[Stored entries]

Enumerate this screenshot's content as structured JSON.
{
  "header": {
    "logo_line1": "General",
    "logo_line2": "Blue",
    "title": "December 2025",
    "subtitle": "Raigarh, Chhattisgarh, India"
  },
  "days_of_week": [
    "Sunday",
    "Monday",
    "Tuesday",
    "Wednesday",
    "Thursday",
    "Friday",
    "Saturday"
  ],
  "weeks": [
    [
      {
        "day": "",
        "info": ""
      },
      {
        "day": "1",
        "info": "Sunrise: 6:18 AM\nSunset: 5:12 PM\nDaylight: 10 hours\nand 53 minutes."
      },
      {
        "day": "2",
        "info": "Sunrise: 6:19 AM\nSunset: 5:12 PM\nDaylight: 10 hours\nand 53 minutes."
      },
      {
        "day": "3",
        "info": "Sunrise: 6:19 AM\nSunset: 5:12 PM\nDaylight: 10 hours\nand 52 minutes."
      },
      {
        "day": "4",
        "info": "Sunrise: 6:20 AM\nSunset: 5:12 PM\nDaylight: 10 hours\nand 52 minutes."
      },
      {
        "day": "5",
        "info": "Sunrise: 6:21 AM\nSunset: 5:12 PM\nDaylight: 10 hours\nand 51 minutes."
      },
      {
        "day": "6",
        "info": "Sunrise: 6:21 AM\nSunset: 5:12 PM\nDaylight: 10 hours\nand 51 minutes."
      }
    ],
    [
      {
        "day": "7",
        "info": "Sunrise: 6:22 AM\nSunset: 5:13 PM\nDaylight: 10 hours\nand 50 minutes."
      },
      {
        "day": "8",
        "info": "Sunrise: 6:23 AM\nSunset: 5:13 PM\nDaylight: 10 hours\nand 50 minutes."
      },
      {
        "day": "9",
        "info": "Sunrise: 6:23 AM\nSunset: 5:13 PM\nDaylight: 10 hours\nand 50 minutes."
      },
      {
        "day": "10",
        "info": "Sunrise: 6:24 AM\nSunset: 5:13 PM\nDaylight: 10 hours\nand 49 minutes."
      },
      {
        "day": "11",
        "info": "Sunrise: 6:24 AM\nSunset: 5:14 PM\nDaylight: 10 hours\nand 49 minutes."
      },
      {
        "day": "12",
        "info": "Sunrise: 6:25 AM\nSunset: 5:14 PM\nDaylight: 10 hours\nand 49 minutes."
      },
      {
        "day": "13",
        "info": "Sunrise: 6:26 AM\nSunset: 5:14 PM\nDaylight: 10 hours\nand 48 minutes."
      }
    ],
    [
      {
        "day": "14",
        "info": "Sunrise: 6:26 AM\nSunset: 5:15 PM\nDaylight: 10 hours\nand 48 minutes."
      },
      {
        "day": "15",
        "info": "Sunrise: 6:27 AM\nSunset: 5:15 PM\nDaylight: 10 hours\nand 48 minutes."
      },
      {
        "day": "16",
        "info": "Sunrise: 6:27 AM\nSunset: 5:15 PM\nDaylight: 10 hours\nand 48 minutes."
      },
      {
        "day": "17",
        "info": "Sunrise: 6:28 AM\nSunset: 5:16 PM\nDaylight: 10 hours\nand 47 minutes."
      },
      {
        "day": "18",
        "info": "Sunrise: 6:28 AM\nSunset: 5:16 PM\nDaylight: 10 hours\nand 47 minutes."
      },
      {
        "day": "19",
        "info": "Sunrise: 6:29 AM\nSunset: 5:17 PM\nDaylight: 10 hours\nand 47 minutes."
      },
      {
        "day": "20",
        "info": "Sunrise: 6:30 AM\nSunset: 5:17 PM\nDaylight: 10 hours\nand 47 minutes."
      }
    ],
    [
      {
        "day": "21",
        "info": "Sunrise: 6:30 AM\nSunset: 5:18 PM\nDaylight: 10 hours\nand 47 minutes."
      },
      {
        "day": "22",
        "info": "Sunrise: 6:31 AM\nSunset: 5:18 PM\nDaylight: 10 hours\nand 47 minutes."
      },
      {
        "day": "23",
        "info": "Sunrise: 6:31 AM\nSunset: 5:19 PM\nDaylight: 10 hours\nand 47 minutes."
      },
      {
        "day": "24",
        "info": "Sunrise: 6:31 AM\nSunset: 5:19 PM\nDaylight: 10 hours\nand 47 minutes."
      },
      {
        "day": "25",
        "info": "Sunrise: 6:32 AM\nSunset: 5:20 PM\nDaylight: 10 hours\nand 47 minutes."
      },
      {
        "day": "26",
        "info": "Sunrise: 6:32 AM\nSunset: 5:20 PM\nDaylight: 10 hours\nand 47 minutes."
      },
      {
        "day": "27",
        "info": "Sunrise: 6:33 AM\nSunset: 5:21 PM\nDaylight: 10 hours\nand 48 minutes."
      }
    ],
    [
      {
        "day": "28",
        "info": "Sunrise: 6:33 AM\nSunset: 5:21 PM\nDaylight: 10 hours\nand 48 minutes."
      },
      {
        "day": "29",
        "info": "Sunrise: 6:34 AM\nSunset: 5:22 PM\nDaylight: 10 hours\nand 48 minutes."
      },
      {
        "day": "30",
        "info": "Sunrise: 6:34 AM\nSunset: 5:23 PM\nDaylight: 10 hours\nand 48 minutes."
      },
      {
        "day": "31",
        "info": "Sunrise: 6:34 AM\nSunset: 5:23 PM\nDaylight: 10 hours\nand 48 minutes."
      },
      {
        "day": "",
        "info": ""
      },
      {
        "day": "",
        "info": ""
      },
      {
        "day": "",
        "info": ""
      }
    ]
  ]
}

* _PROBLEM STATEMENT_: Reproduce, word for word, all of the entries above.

* _RESULT OF THE TASK_:
Enumerate this screenshot's content as structured JSON.
{
  "header": {
    "logo_line1": "General",
    "logo_line2": "Blue",
    "title": "December 2025",
    "subtitle": "Raigarh, Chhattisgarh, India"
  },
  "days_of_week": [
    "Sunday",
    "Monday",
    "Tuesday",
    "Wednesday",
    "Thursday",
    "Friday",
    "Saturday"
  ],
  "weeks": [
    [
      {
        "day": "",
        "info": ""
      },
      {
        "day": "1",
        "info": "Sunrise: 6:18 AM\nSunset: 5:12 PM\nDaylight: 10 hours\nand 53 minutes."
      },
      {
        "day": "2",
        "info": "Sunrise: 6:19 AM\nSunset: 5:12 PM\nDaylight: 10 hours\nand 53 minutes."
      },
      {
        "day": "3",
        "info": "Sunrise: 6:19 AM\nSunset: 5:12 PM\nDaylight: 10 hours\nand 52 minutes."
      },
      {
        "day": "4",
        "info": "Sunrise: 6:20 AM\nSunset: 5:12 PM\nDaylight: 10 hours\nand 52 minutes."
      },
      {
        "day": "5",
        "info": "Sunrise: 6:21 AM\nSunset: 5:12 PM\nDaylight: 10 hours\nand 51 minutes."
      },
      {
        "day": "6",
        "info": "Sunrise: 6:21 AM\nSunset: 5:12 PM\nDaylight: 10 hours\nand 51 minutes."
      }
    ],
    [
      {
        "day": "7",
        "info": "Sunrise: 6:22 AM\nSunset: 5:13 PM\nDaylight: 10 hours\nand 50 minutes."
      },
      {
        "day": "8",
        "info": "Sunrise: 6:23 AM\nSunset: 5:13 PM\nDaylight: 10 hours\nand 50 minutes."
      },
      {
        "day": "9",
        "info": "Sunrise: 6:23 AM\nSunset: 5:13 PM\nDaylight: 10 hours\nand 50 minutes."
      },
      {
        "day": "10",
        "info": "Sunrise: 6:24 AM\nSunset: 5:13 PM\nDaylight: 10 hours\nand 49 minutes."
      },
      {
        "day": "11",
        "info": "Sunrise: 6:24 AM\nSunset: 5:14 PM\nDaylight: 10 hours\nand 49 minutes."
      },
      {
        "day": "12",
        "info": "Sunrise: 6:25 AM\nSunset: 5:14 PM\nDaylight: 10 hours\nand 49 minutes."
      },
      {
        "day": "13",
        "info": "Sunrise: 6:26 AM\nSunset: 5:14 PM\nDaylight: 10 hours\nand 48 minutes."
      }
    ],
    [
      {
        "day": "14",
        "info": "Sunrise: 6:26 AM\nSunset: 5:15 PM\nDaylight: 10 hours\nand 48 minutes."
      },
      {
        "day": "15",
        "info": "Sunrise: 6:27 AM\nSunset: 5:15 PM\nDaylight: 10 hours\nand 48 minutes."
      },
      {
        "day": "16",
        "info": "Sunrise: 6:27 AM\nSunset: 5:15 PM\nDaylight: 10 hours\nand 48 minutes."
      },
      {
        "day": "17",
        "info": "Sunrise: 6:28 AM\nSunset: 5:16 PM\nDaylight: 10 hours\nand 47 minutes."
      },
      {
        "day": "18",
        "info": "Sunrise: 6:28 AM\nSunset: 5:16 PM\nDaylight: 10 hours\nand 47 minutes."
      },
      {
        "day": "19",
        "info": "Sunrise: 6:29 AM\nSunset: 5:17 PM\nDaylight: 10 hours\nand 47 minutes."
      },
      {
        "day": "20",
        "info": "Sunrise: 6:30 AM\nSunset: 5:17 PM\nDaylight: 10 hours\nand 47 minutes."
      }
    ],
    [
      {
        "day": "21",
        "info": "Sunrise: 6:30 AM\nSunset: 5:18 PM\nDaylight: 10 hours\nand 47 minutes."
      },
      {
        "day": "22",
        "info": "Sunrise: 6:31 AM\nSunset: 5:18 PM\nDaylight: 10 hours\nand 47 minutes."
      },
      {
        "day": "23",
        "info": "Sunrise: 6:31 AM\nSunset: 5:19 PM\nDaylight: 10 hours\nand 47 minutes."
      },
      {
        "day": "24",
        "info": "Sunrise: 6:31 AM\nSunset: 5:19 PM\nDaylight: 10 hours\nand 47 minutes."
      },
      {
        "day": "25",
        "info": "Sunrise: 6:32 AM\nSunset: 5:20 PM\nDaylight: 10 hours\nand 47 minutes."
      },
      {
        "day": "26",
        "info": "Sunrise: 6:32 AM\nSunset: 5:20 PM\nDaylight: 10 hours\nand 47 minutes."
      },
      {
        "day": "27",
        "info": "Sunrise: 6:33 AM\nSunset: 5:21 PM\nDaylight: 10 hours\nand 48 minutes."
      }
    ],
    [
      {
        "day": "28",
        "info": "Sunrise: 6:33 AM\nSunset: 5:21 PM\nDaylight: 10 hours\nand 48 minutes."
      },
      {
        "day": "29",
        "info": "Sunrise: 6:34 AM\nSunset: 5:22 PM\nDaylight: 10 hours\nand 48 minutes."
      },
      {
        "day": "30",
        "info": "Sunrise: 6:34 AM\nSunset: 5:23 PM\nDaylight: 10 hours\nand 48 minutes."
      },
      {
        "day": "31",
        "info": "Sunrise: 6:34 AM\nSunset: 5:23 PM\nDaylight: 10 hours\nand 48 minutes."
      },
      {
        "day": "",
        "info": ""
      },
      {
        "day": "",
        "info": ""
      },
      {
        "day": "",
        "info": ""
      }
    ]
  ]
}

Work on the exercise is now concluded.